Chronic Myeloid Leukaemia (CML) patients with advanced disease in England face an uncertain future due to an inequity restricting access to a treatment compared to patients in Scotland and Wales.
Ponatinib, a novel new tyrosine kinase inhibitor (TKI), was approved by the European Medicines Agency (EMA) in 2013 as an orphan drug, as it was deemed of significant benefit to those affected by the condition. Despite this, it was not selected for NICE review due to the small patient population; therefore those affected in England currently have to apply through NHS England's Cancer Drugs Fund (CDF) for access. However, the CDF has restricted access only to those patients with the rare T315I mutation (2%-20% of the CML patient population), a small part of the label.
Results of a poll released by the National Cancer Research Institute (NCRI) CML Working Group has revealed that 83% of respondents believe the CDF should change its policy and make ponatinib available to all appropriate patients in England in line with the drug’s full licence indication, as in Scotland and Wales.
Leading CML experts and patient advocates feel that patients are being overlooked and denied access to effective treatments, and that the disparity in access and use of treatments is failing patients and call for a resolution as quickly as possible.
CML is a rare blood cancer with around 700 new
cases each year in the UK. It affects economically active people with
around 50% of UK cases in people aged under 65 years. Many patients
with a new diagnosis of leukemia have a prolonged clinical benefit
from targeted therapy with tyrosine kinase inhibitors (TKIs),
however, there is a high unmet need and poor prognosis for patients
with advanced disease who develop resistance and intolerance to other
therapies. Once available treatment options are exhausted,
the prognosis is poor. Despite advances
in treatment, there remains a need for additional therapies
for the management of CML.
The online poll was conducted amongst the National Cancer Research Institute (NCRI) CML Working Group (a group of the UKs leading CML clinicians), chaired by Professor Mhairi Copland, Professor of Translational Haematology, University of Glasgow. The poll revealed concern among the leading experts that the current restrictions compromise the ability of doctors to give optimal care to CML patients in England. The poll also revealed that the majority of respondents believe that the CDF's decision to restrict ponatinib puts cost savings above best practice.
Prof Mhairi Copland, Chair of NCRI CML Working Group and Professor of Translational Haematology, University of Glasgow, said: “Despite major medical advances, the management
of some patients with chronic phase CML remains challenging due to
resistance and intolerance to existing treatments. These patients have a
poor outlook and new innovative treatment options that can potentially
extend life are important. These treatments should be available on an
equal basis to all people with chronic phase CML across the UK; the
decision should be medical, not geographical.”

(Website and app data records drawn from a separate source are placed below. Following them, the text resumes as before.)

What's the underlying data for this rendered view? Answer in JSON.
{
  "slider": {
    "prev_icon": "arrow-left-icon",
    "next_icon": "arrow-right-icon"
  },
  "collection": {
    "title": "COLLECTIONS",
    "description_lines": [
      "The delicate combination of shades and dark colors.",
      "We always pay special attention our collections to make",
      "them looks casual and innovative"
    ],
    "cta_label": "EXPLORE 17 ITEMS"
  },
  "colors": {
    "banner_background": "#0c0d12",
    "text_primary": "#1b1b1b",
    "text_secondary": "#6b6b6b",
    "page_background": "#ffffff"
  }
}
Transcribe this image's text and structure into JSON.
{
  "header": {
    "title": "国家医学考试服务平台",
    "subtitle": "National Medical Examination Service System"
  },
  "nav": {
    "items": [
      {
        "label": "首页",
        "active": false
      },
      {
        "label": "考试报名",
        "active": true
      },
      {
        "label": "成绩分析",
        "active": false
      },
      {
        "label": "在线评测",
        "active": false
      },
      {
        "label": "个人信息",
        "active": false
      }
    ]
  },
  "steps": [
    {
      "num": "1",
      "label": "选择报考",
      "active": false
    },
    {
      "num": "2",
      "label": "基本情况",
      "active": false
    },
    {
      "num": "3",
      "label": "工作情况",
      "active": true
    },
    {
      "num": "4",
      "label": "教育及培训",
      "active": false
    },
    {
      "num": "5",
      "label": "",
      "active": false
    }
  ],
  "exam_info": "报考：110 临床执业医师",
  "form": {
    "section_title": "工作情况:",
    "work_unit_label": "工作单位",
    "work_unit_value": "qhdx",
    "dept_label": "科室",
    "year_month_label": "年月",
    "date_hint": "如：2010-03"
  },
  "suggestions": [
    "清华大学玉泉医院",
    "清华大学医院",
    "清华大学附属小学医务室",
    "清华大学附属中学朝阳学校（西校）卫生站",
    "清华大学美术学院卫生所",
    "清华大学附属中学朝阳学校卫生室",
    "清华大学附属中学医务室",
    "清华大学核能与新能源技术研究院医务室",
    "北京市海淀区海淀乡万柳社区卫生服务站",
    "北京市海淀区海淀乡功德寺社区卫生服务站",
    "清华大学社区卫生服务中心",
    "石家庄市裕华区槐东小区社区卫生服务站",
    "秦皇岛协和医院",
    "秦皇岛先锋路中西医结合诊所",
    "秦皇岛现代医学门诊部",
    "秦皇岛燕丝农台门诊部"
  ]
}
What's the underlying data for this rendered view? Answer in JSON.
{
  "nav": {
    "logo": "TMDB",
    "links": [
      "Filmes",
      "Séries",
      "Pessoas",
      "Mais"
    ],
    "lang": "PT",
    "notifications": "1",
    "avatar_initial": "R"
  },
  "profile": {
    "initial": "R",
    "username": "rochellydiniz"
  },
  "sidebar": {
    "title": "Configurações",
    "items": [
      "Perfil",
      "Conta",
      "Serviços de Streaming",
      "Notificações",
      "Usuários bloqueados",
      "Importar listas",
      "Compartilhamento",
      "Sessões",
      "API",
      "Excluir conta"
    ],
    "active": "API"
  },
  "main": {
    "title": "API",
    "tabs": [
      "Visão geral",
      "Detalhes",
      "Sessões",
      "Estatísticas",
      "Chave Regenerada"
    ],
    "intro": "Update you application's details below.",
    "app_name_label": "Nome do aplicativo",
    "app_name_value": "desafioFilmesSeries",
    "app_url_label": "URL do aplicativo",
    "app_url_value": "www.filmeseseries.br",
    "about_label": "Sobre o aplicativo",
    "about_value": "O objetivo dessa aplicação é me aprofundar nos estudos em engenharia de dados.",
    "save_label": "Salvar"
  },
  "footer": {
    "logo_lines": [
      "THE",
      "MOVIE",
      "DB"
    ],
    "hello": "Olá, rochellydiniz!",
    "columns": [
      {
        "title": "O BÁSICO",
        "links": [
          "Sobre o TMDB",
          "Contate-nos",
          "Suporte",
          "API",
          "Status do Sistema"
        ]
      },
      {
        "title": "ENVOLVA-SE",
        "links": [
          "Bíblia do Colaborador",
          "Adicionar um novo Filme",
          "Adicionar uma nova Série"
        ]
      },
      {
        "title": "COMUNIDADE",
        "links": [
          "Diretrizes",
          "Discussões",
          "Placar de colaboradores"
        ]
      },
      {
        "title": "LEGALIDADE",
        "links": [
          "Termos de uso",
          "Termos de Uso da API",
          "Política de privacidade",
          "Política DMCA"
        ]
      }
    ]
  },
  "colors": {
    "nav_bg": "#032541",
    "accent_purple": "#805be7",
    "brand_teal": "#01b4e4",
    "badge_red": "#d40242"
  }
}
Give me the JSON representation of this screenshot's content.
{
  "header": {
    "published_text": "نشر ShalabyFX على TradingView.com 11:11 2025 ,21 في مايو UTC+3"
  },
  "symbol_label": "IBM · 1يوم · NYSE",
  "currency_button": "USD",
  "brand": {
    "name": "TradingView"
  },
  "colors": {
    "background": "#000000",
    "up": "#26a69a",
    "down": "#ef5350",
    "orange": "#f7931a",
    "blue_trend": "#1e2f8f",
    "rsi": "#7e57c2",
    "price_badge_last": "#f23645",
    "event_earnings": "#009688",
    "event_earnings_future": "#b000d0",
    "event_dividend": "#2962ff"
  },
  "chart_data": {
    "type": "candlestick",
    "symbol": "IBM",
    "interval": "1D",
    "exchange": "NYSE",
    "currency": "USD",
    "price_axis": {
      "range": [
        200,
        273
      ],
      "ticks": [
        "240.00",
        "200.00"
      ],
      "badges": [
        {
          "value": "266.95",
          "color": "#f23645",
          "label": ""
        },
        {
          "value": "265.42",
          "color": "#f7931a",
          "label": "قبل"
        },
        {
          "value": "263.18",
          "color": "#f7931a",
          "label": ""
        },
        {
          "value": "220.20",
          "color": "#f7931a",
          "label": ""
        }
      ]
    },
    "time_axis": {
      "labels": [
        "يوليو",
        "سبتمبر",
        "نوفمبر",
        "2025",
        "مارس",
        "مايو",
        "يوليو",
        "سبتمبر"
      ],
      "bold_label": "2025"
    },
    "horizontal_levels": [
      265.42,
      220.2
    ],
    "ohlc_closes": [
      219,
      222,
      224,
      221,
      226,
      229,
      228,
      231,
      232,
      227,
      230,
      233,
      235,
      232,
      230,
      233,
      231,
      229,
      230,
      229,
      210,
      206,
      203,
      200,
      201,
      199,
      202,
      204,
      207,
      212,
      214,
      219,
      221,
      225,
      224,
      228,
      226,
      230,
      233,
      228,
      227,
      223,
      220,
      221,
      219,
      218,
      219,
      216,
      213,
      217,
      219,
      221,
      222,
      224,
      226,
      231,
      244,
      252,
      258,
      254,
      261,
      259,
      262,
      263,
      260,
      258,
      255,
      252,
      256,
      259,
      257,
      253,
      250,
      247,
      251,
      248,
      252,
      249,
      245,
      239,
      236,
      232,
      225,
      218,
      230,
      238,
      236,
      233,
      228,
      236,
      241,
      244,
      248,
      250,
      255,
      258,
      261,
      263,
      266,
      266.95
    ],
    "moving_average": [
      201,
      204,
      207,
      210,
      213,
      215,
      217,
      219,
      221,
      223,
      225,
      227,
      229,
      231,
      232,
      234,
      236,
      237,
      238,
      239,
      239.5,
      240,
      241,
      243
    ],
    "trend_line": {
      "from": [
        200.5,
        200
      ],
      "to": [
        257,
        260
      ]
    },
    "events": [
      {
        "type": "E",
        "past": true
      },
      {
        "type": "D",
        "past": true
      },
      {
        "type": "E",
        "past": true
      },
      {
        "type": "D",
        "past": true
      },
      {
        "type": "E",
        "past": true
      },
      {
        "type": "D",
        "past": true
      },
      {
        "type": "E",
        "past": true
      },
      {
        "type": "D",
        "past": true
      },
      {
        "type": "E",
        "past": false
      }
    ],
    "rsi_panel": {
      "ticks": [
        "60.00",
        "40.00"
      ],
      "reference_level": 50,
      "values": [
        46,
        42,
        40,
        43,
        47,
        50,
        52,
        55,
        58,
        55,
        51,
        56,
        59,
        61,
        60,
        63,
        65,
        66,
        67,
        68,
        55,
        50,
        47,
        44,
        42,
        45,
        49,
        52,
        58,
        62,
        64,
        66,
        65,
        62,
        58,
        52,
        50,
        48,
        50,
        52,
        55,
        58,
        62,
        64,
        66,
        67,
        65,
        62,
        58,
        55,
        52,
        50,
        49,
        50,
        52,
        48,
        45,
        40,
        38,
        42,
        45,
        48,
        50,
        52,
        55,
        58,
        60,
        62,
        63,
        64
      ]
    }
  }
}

Dr Dragana Milojkovic, Department of Haematology, Imperial College School of Medicine Hammersmith Hospital, London, added: “As physicians, we strive to do the best for our patients and managing their illness with the correct treatment at the appropriate time without delay according to the stage of their disease is essential part of this process. The restricted use of therapies imposed by the CDF have seriously limited our ability to treat patients effectively, which is a barrier especially when treatments are used according to their full license elsewhere.”